EXERCISE BRIEF – With respect to the word "kind", report how many lines of the following listing include it. Give nothing but the number.

■ ■ ■ ■

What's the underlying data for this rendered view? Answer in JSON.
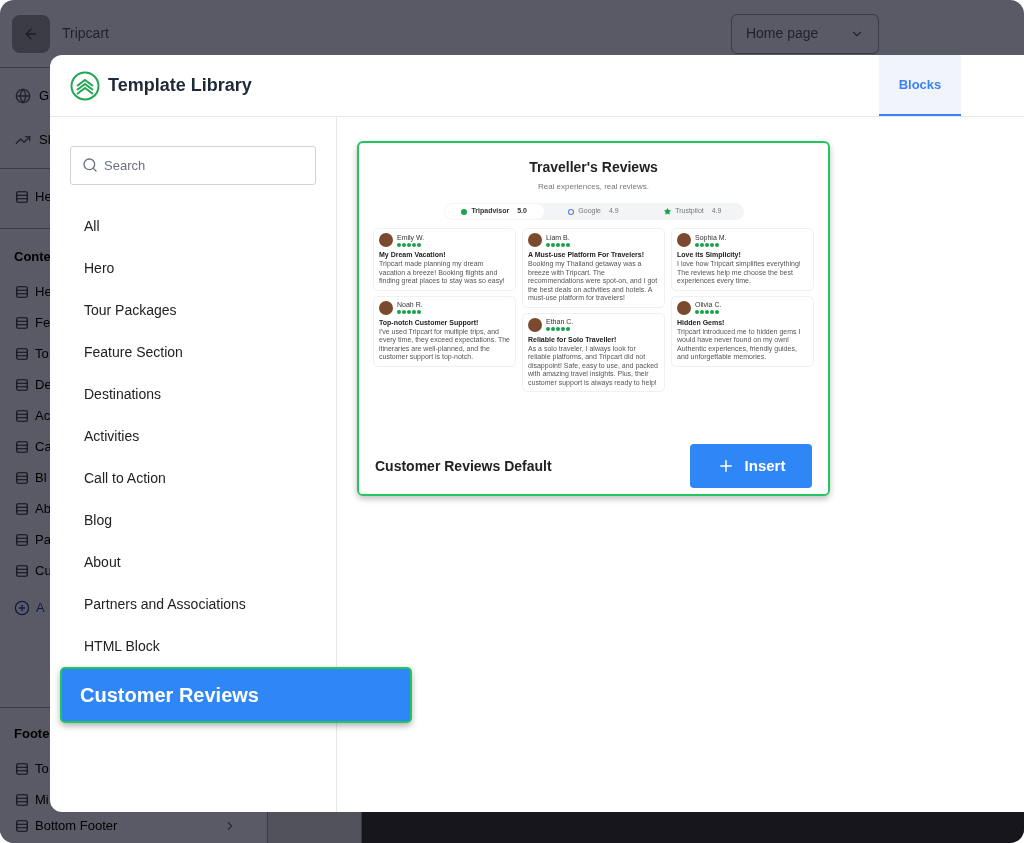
{
  "background": {
    "app_name": "Tripcart",
    "page_select": "Home page",
    "sidebar_top": [
      {
        "kind": "globe",
        "label": "G"
      },
      {
        "kind": "chart",
        "label": "Sl"
      }
    ],
    "header_item": "He",
    "content_heading": "Conte",
    "content_items": [
      "He",
      "Fe",
      "To",
      "De",
      "Ac",
      "Ca",
      "Bl",
      "Ab",
      "Pa",
      "Cu"
    ],
    "add_item": "A",
    "footer_heading": "Foote",
    "footer_items": [
      "To",
      "Mi",
      "Bottom Footer"
    ]
  },
  "modal": {
    "title": "Template Library",
    "tabs": [
      {
        "label": "Blocks",
        "selected": true
      }
    ],
    "search": {
      "placeholder": "Search"
    },
    "categories": [
      {
        "label": "All",
        "selected": false
      },
      {
        "label": "Hero",
        "selected": false
      },
      {
        "label": "Tour Packages",
        "selected": false
      },
      {
        "label": "Feature Section",
        "selected": false
      },
      {
        "label": "Destinations",
        "selected": false
      },
      {
        "label": "Activities",
        "selected": false
      },
      {
        "label": "Call to Action",
        "selected": false
      },
      {
        "label": "Blog",
        "selected": false
      },
      {
        "label": "About",
        "selected": false
      },
      {
        "label": "Partners and Associations",
        "selected": false
      },
      {
        "label": "HTML Block",
        "selected": false
      },
      {
        "label": "Customer Reviews",
        "selected": true
      }
    ],
    "template": {
      "name": "Customer Reviews Default",
      "insert_label": "Insert",
      "preview": {
        "title": "Traveller's Reviews",
        "subtitle": "Real experiences, real reviews.",
        "sources": [
          {
            "kind": "tripadvisor",
            "name": "Tripadvisor",
            "rating": "5.0",
            "selected": true
          },
          {
            "kind": "google",
            "name": "Google",
            "rating": "4.9",
            "selected": false
          },
          {
            "kind": "trustpilot",
            "name": "Trustpilot",
            "rating": "4.9",
            "selected": false
          }
        ],
        "reviews": [
          {
            "name": "Emily W.",
            "stars": 5,
            "headline": "My Dream Vacation!",
            "text": "Tripcart made planning my dream vacation a breeze! Booking flights and finding great places to stay was so easy!"
          },
          {
            "name": "Liam B.",
            "stars": 5,
            "headline": "A Must-use Platform For Travelers!",
            "text": "Booking my Thailand getaway was a breeze with Tripcart. The recommendations were spot-on, and I got the best deals on activities and hotels. A must-use platform for travelers!"
          },
          {
            "name": "Sophia M.",
            "stars": 5,
            "headline": "Love its Simplicity!",
            "text": "I love how Tripcart simplifies everything! The reviews help me choose the best experiences every time."
          },
          {
            "name": "Noah R.",
            "stars": 5,
            "headline": "Top-notch Customer Support!",
            "text": "I've used Tripcart for multiple trips, and every time, they exceed expectations. The itineraries are well-planned, and the customer support is top-notch."
          },
          {
            "name": "Ethan C.",
            "stars": 5,
            "headline": "Reliable for Solo Traveller!",
            "text": "As a solo traveler, I always look for reliable platforms, and Tripcart did not disappoint! Safe, easy to use, and packed with amazing travel insights. Plus, their customer support is always ready to help!"
          },
          {
            "name": "Olivia C.",
            "stars": 5,
            "headline": "Hidden Gems!",
            "text": "Tripcart introduced me to hidden gems I would have never found on my own! Authentic experiences, friendly guides, and unforgettable memories."
          }
        ]
      }
    }
  }
}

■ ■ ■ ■

ANSWER BELOW – 5